Burnt Out review: A dynamic portrayal of a cataclysmic threat ★★★★☆

3 mins read


Penny Chivas, from Australia's Ngunnawal Country, skilfully combined her dance expertise and first-hand knowledge of how fossil fuels are destroying this planet.

This one-woman play of only 45 minutes successfully fills its runtime with as much information as a play of twice its duration.

Penny Chivas, from Australia’s Ngunnawal Country, skilfully combined her dance expertise and first-hand knowledge of how fossil fuels are destroying this planet. She opened the performance by welcoming any Aboriginal and First Nations members of the audience.

There was no set, or elaborate costumes, but Chivas in a white boiler suit.

Throughout this play Chivas leaps, spins, dips, and swoops across the bare stage. Her turbulent and unpredictable movements wordlessly convey the destruction and peril caused by Australia’s colossal coal industry.

Penny Chivas in ‘Burnt Out’. Image credit: Lorna Sim

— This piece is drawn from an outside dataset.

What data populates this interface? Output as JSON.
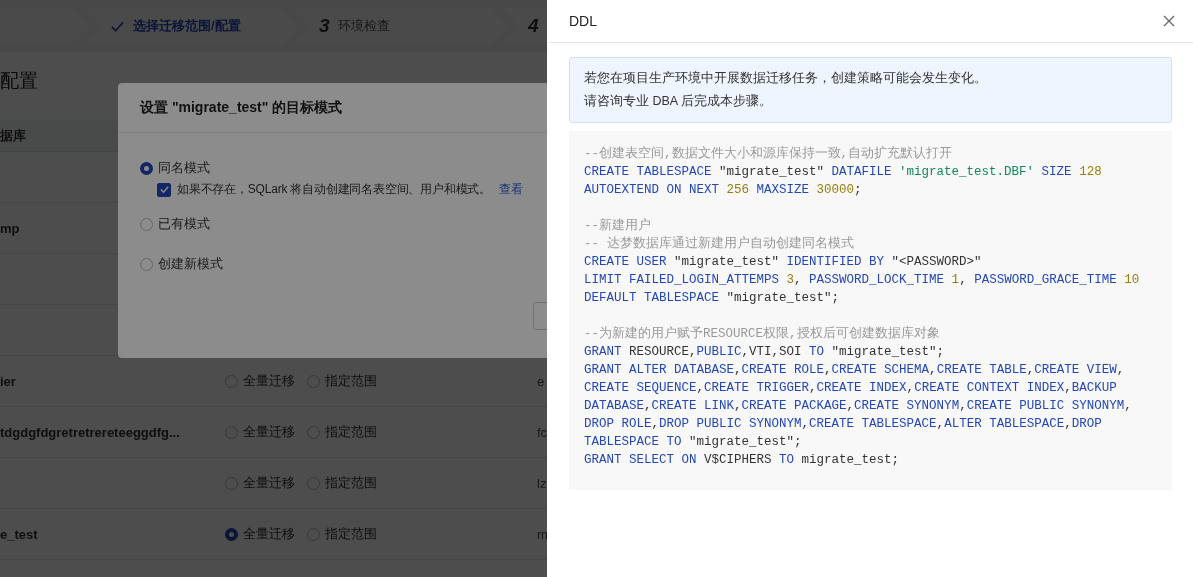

Chivas also used background music and her own voice to describe how Australia will always be her home and how her father’s research was dismissed by the masses, (including graphs showing temperature rises from as early as 1979).

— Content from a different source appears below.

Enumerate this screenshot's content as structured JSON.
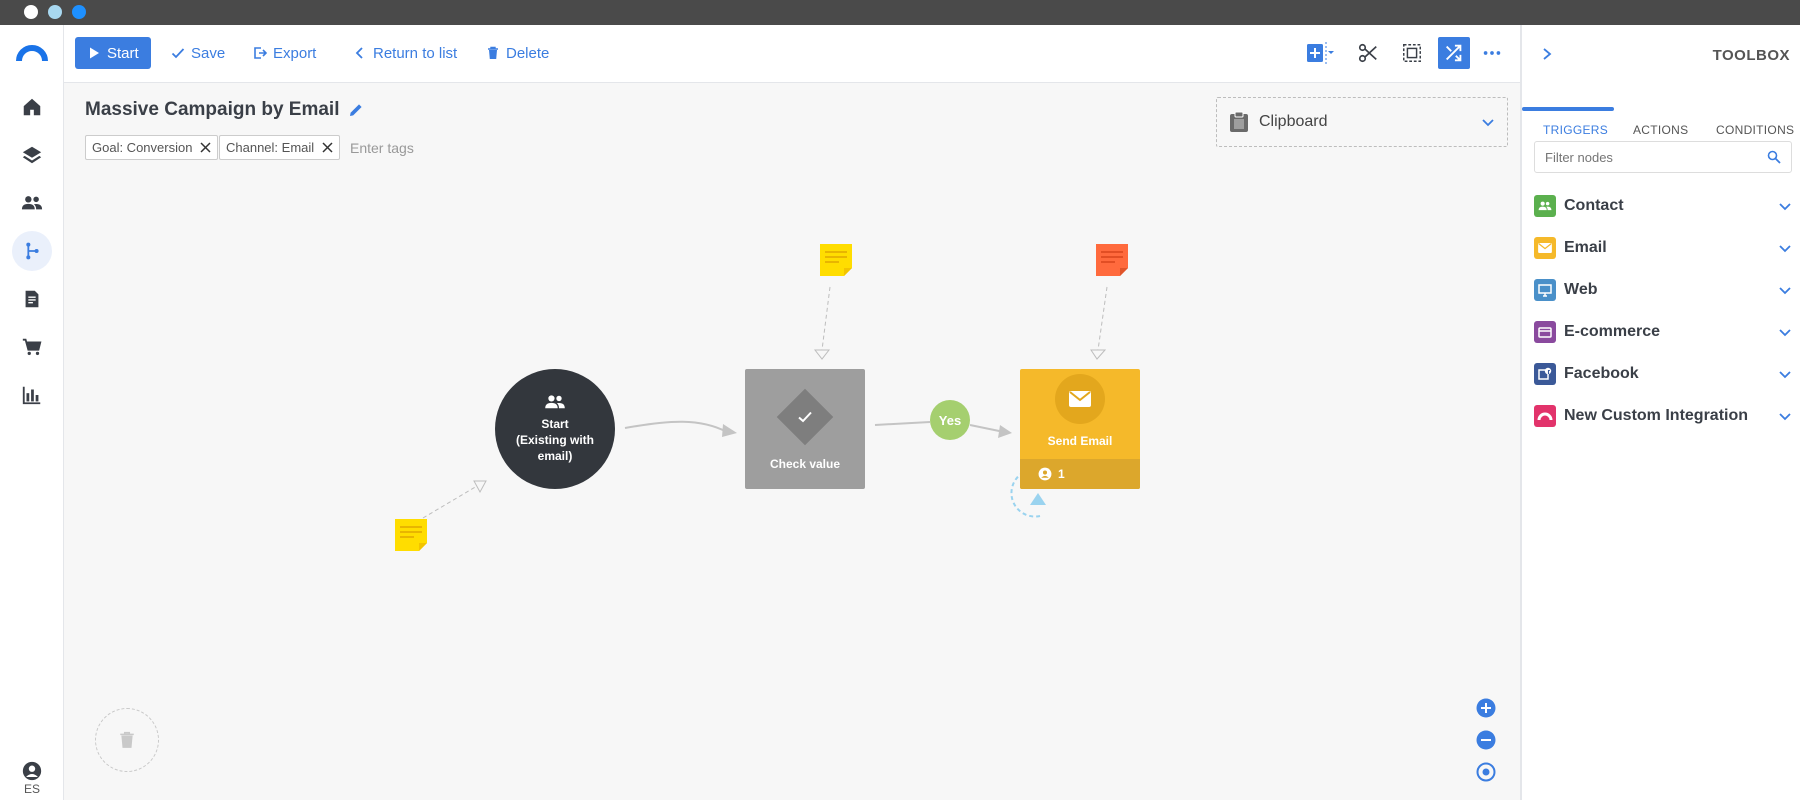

The play fits Australia’s history with coal as well as its ruinous wildfires. Chivas called out the years of some of the worst ones: 1939- killing 71 people, destroying approximately 1,300 buildings and burning 2 million hectares of land. 1944- killing 51 people, destroying 650 buildings and burning 1 millions hectares of land. 1962- killing 32 people, destroying 450 homes and burning an estimated 1 million hectares.

While Burnt Out expertly used music and song in place of long prose, the most memorable part was the most silent.

For the whole play, a large lump of coal sat on the front of the stage. Chivas slowly approached it and lit a match, watching the flame burn out. She held the lump of coal, retelling how this fuel was mined from indigenous lands and burned to power homes, factories and ironically, air purifiers during the 2020 bushfires. As she mimed fires spreading and choking on smoke, the spotlight on her slowly faded as she dropped to the ground; but the light on the coal still shone. An ominous reminder of how coal will endure, but humanity won’t if we continue to burn it.

Personally, her best use of dance was the moments she would run in a circle repeatedly; a cycle of behaviour, (a sentence Chivas frequently used to describe the cycles causing climate change.)

Within less than an hour Penny Chivas used her fine-tuned skills of dance and singing to show the destruction of coal to indigenous lands, Australia as a whole and the world.

Featured Image: Brian Hartley

+ posts

First year journalism student. From Aboyne, Aberdeenshire but lived in Doha for eight years.

Leave a Reply

%d bloggers like this: